David - We recently moved a system from one building to another (and one subnet to another) and here is what we did (from the console): 1)ENDTCP 2)CFGTCP option 1 - Delete the current IP interface 3)CFGTCP option 2 - Delete the current *DFTROUTE 4)CFGTCP option 10 - Delete the host table entry for THIS machine 5)CFGTCP option 1 - Add new IP interface with new IP address 6)CFGTCP option 2 - Add new *DFTROUTE with new NEXT HOP IP ADDRESS 7)CFGTCP option 10 - Add new host table entry for THIS machine 8) STRTCP Depending on your network, you may be able to change using only #1, #2, #5, and #8 - OR - there may be additional steps besides 1-8. HTH, Steve
06-19-2000, 06:51 PM
David, You should be able to use Network Address Translation (NAT) to present a unique IP address to the outside world, while maintaining the original IP address to your local (to your AS/400) devices. Use Operations Navigator in Client Access Express V4R4 to configure NAT. It's actually very easy to do, and the help text on the tool is pretty useful. Just click on the Network node on the Ops Nav tree, go to IP Security, and then right click on that to select CONFIGURE (I think, I'm doing this by memory at the moment, but if it's not exact, it should be close and you'll figure out which ones to click on) and then just configure NAT. The IBM Information Center also has some good advice on how to do this. Also, Bob Cancilla wrote a great article on how to do it on his web site (www.ignite400.com). Or just wait for an upcoming issue of MC (very soon). We're running a How-To article on NAT also. HTH
06-20-2000, 05:58 AM
Shannon, NAT would be ideal. I thought about that, but when I last looked at using NAT I found that I had to have two adapters in my AS/400. I currently have an 100M ethernet adapter installed. I tried to get another 100M ethernet adapter but I was told I had to get the expansion unit even though I have plenty of open slots. I was told that there is not enough bus bandwidth in my 170 unless I add the expansion unit. I also have several 16M Token ring adapters from another machine that could be installed but I never got a strait answer on whether they would work and I since I wouln't be buying them, IBM was not able to help me. When I looked into NAT, I was considering using it as part of my firewall. Now that inexpensive firewall/router appliances are available it doesn't make as much sense. I only wish I could convince the phone company that (this is Montana) that DSL is actually something they should look into. They have been telling me two months for two years. David Morris

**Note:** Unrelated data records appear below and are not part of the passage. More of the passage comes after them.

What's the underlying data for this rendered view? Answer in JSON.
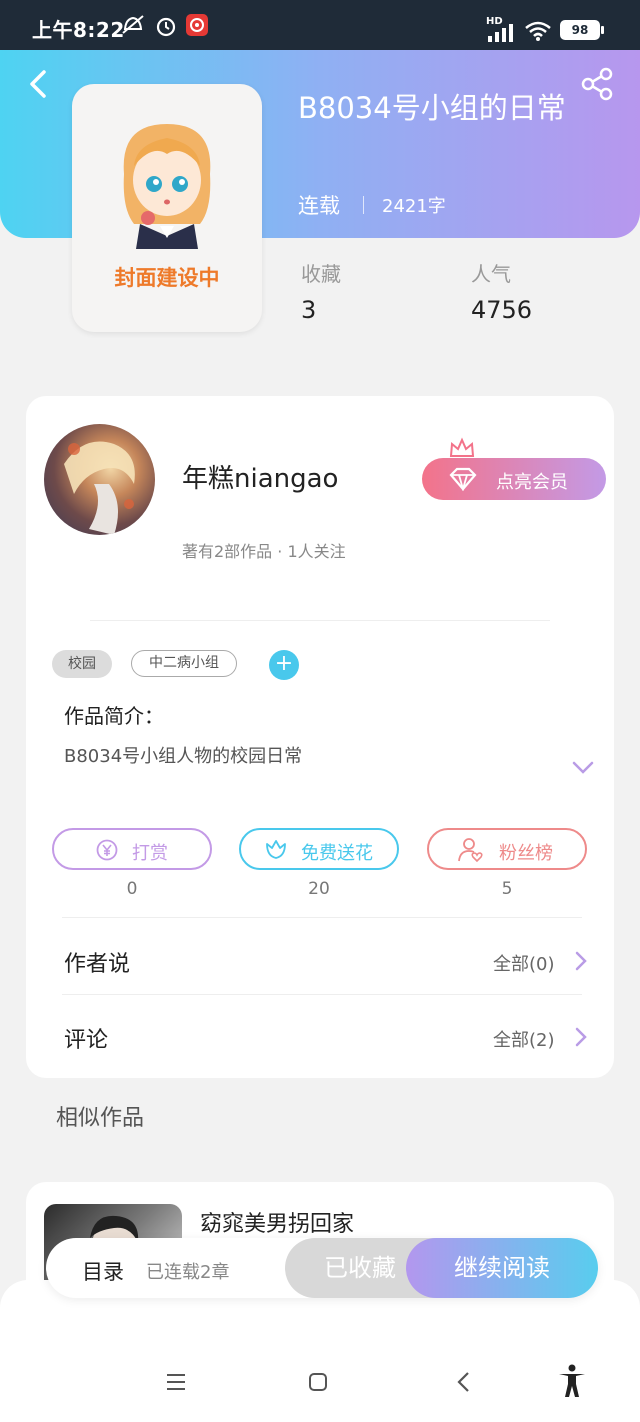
{
  "status_bar": {
    "time": "上午8:22",
    "network_badge": "HD",
    "battery": "98",
    "icons": [
      "mute-icon",
      "alarm-icon",
      "app-badge-icon",
      "signal-icon",
      "wifi-icon",
      "battery-icon"
    ]
  },
  "hero": {
    "title": "B8034号小组的日常",
    "status": "连载",
    "word_count": "2421字",
    "cover_text": "封面建设中",
    "stats": [
      {
        "label": "收藏",
        "value": "3"
      },
      {
        "label": "人气",
        "value": "4756"
      }
    ]
  },
  "author": {
    "name": "年糕niangao",
    "meta": "著有2部作品 · 1人关注",
    "vip_button": "点亮会员"
  },
  "tags": [
    "校园",
    "中二病小组"
  ],
  "intro": {
    "heading": "作品简介：",
    "text": "B8034号小组人物的校园日常"
  },
  "actions": [
    {
      "label": "打赏",
      "count": "0",
      "color": "#c39ae6"
    },
    {
      "label": "免费送花",
      "count": "20",
      "color": "#49c8ec"
    },
    {
      "label": "粉丝榜",
      "count": "5",
      "color": "#ee8a8a"
    }
  ],
  "rows": [
    {
      "title": "作者说",
      "link": "全部(0)"
    },
    {
      "title": "评论",
      "link": "全部(2)"
    }
  ],
  "similar": {
    "heading": "相似作品",
    "items": [
      {
        "title": "窈窕美男拐回家"
      }
    ]
  },
  "bottom_bar": {
    "toc": "目录",
    "toc_sub": "已连载2章",
    "favorited": "已收藏",
    "continue_reading": "继续阅读"
  },
  "colors": {
    "accent_purple": "#b797ee",
    "accent_cyan": "#4ed3f2",
    "vip_pink": "#f3738a"
  }
}
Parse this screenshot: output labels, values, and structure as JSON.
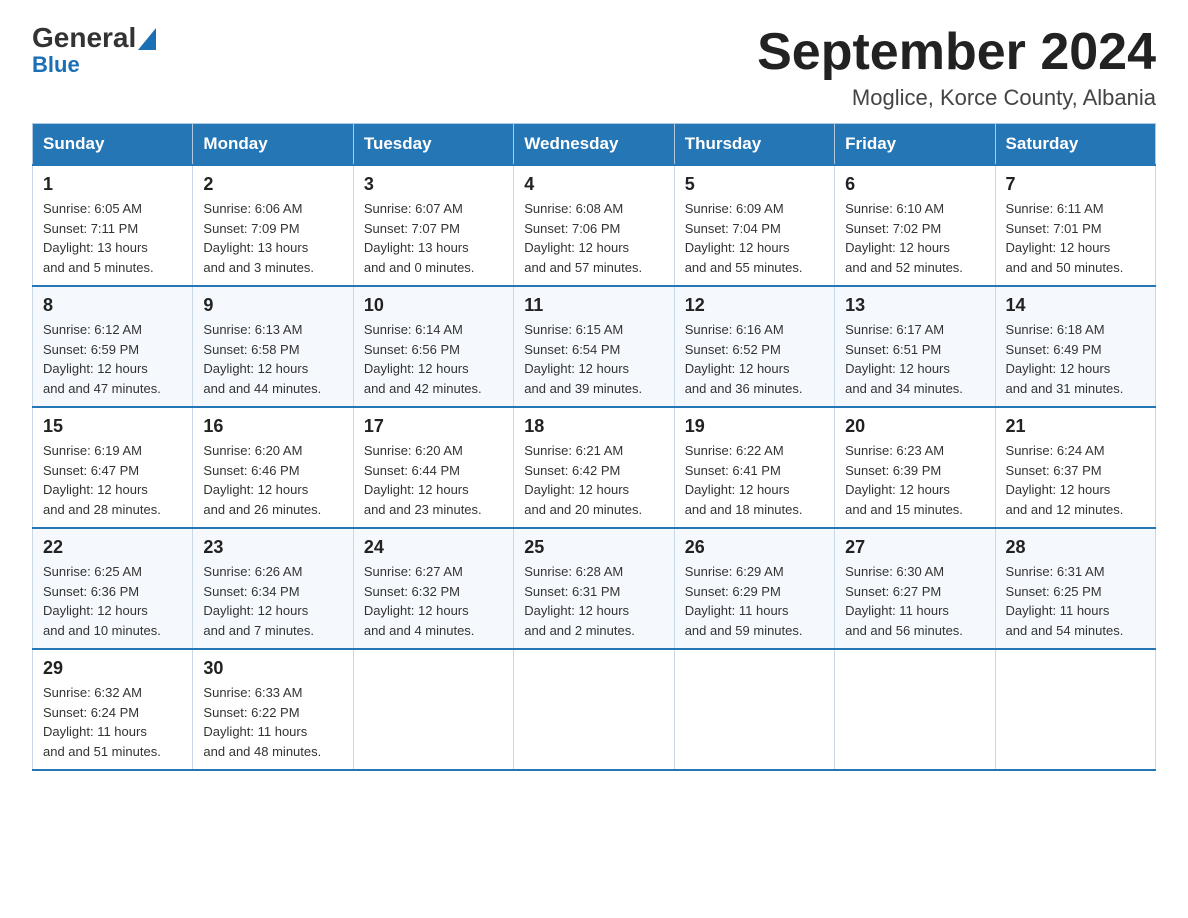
{
  "header": {
    "logo_general": "General",
    "logo_blue": "Blue",
    "month_title": "September 2024",
    "location": "Moglice, Korce County, Albania"
  },
  "days_of_week": [
    "Sunday",
    "Monday",
    "Tuesday",
    "Wednesday",
    "Thursday",
    "Friday",
    "Saturday"
  ],
  "weeks": [
    [
      {
        "day": "1",
        "sunrise": "6:05 AM",
        "sunset": "7:11 PM",
        "daylight": "13 hours and 5 minutes."
      },
      {
        "day": "2",
        "sunrise": "6:06 AM",
        "sunset": "7:09 PM",
        "daylight": "13 hours and 3 minutes."
      },
      {
        "day": "3",
        "sunrise": "6:07 AM",
        "sunset": "7:07 PM",
        "daylight": "13 hours and 0 minutes."
      },
      {
        "day": "4",
        "sunrise": "6:08 AM",
        "sunset": "7:06 PM",
        "daylight": "12 hours and 57 minutes."
      },
      {
        "day": "5",
        "sunrise": "6:09 AM",
        "sunset": "7:04 PM",
        "daylight": "12 hours and 55 minutes."
      },
      {
        "day": "6",
        "sunrise": "6:10 AM",
        "sunset": "7:02 PM",
        "daylight": "12 hours and 52 minutes."
      },
      {
        "day": "7",
        "sunrise": "6:11 AM",
        "sunset": "7:01 PM",
        "daylight": "12 hours and 50 minutes."
      }
    ],
    [
      {
        "day": "8",
        "sunrise": "6:12 AM",
        "sunset": "6:59 PM",
        "daylight": "12 hours and 47 minutes."
      },
      {
        "day": "9",
        "sunrise": "6:13 AM",
        "sunset": "6:58 PM",
        "daylight": "12 hours and 44 minutes."
      },
      {
        "day": "10",
        "sunrise": "6:14 AM",
        "sunset": "6:56 PM",
        "daylight": "12 hours and 42 minutes."
      },
      {
        "day": "11",
        "sunrise": "6:15 AM",
        "sunset": "6:54 PM",
        "daylight": "12 hours and 39 minutes."
      },
      {
        "day": "12",
        "sunrise": "6:16 AM",
        "sunset": "6:52 PM",
        "daylight": "12 hours and 36 minutes."
      },
      {
        "day": "13",
        "sunrise": "6:17 AM",
        "sunset": "6:51 PM",
        "daylight": "12 hours and 34 minutes."
      },
      {
        "day": "14",
        "sunrise": "6:18 AM",
        "sunset": "6:49 PM",
        "daylight": "12 hours and 31 minutes."
      }
    ],
    [
      {
        "day": "15",
        "sunrise": "6:19 AM",
        "sunset": "6:47 PM",
        "daylight": "12 hours and 28 minutes."
      },
      {
        "day": "16",
        "sunrise": "6:20 AM",
        "sunset": "6:46 PM",
        "daylight": "12 hours and 26 minutes."
      },
      {
        "day": "17",
        "sunrise": "6:20 AM",
        "sunset": "6:44 PM",
        "daylight": "12 hours and 23 minutes."
      },
      {
        "day": "18",
        "sunrise": "6:21 AM",
        "sunset": "6:42 PM",
        "daylight": "12 hours and 20 minutes."
      },
      {
        "day": "19",
        "sunrise": "6:22 AM",
        "sunset": "6:41 PM",
        "daylight": "12 hours and 18 minutes."
      },
      {
        "day": "20",
        "sunrise": "6:23 AM",
        "sunset": "6:39 PM",
        "daylight": "12 hours and 15 minutes."
      },
      {
        "day": "21",
        "sunrise": "6:24 AM",
        "sunset": "6:37 PM",
        "daylight": "12 hours and 12 minutes."
      }
    ],
    [
      {
        "day": "22",
        "sunrise": "6:25 AM",
        "sunset": "6:36 PM",
        "daylight": "12 hours and 10 minutes."
      },
      {
        "day": "23",
        "sunrise": "6:26 AM",
        "sunset": "6:34 PM",
        "daylight": "12 hours and 7 minutes."
      },
      {
        "day": "24",
        "sunrise": "6:27 AM",
        "sunset": "6:32 PM",
        "daylight": "12 hours and 4 minutes."
      },
      {
        "day": "25",
        "sunrise": "6:28 AM",
        "sunset": "6:31 PM",
        "daylight": "12 hours and 2 minutes."
      },
      {
        "day": "26",
        "sunrise": "6:29 AM",
        "sunset": "6:29 PM",
        "daylight": "11 hours and 59 minutes."
      },
      {
        "day": "27",
        "sunrise": "6:30 AM",
        "sunset": "6:27 PM",
        "daylight": "11 hours and 56 minutes."
      },
      {
        "day": "28",
        "sunrise": "6:31 AM",
        "sunset": "6:25 PM",
        "daylight": "11 hours and 54 minutes."
      }
    ],
    [
      {
        "day": "29",
        "sunrise": "6:32 AM",
        "sunset": "6:24 PM",
        "daylight": "11 hours and 51 minutes."
      },
      {
        "day": "30",
        "sunrise": "6:33 AM",
        "sunset": "6:22 PM",
        "daylight": "11 hours and 48 minutes."
      },
      null,
      null,
      null,
      null,
      null
    ]
  ],
  "labels": {
    "sunrise": "Sunrise:",
    "sunset": "Sunset:",
    "daylight": "Daylight:"
  }
}
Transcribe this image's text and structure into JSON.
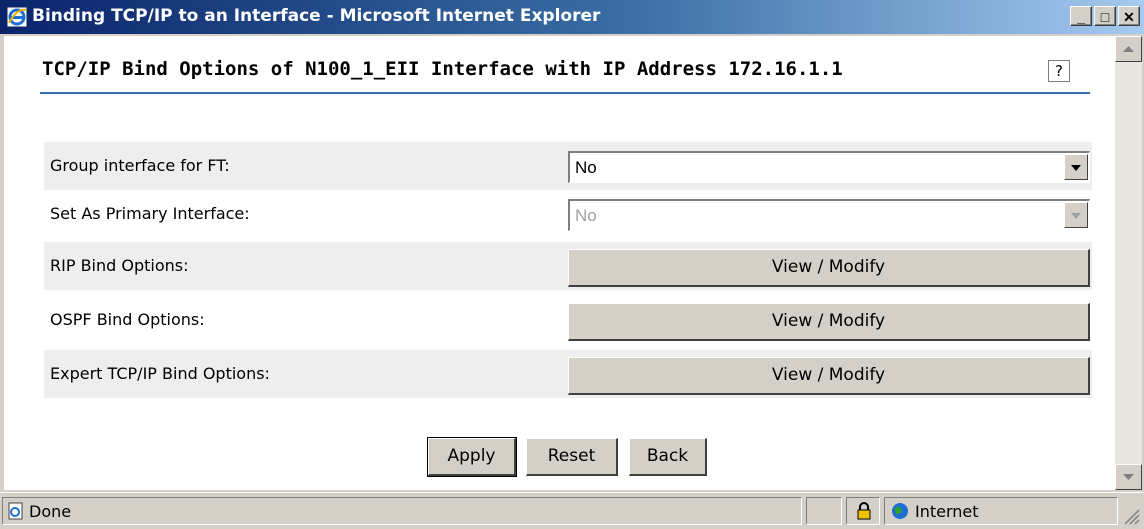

06-20-2000, 07:18 AM
yup. you do need that second card. well shoot. sounds like that won't work for you then without a large expense. Sorry!
06-26-2000, 02:35 PM
Steve & Scott, I used your instructions to swap my IP numbers this weekend and everything went very well. Thanks, David Morris
Powered by vBulletin® Version 4.1.5 Copyright © 2013 vBulletin Solutions, Inc. All rights reserved.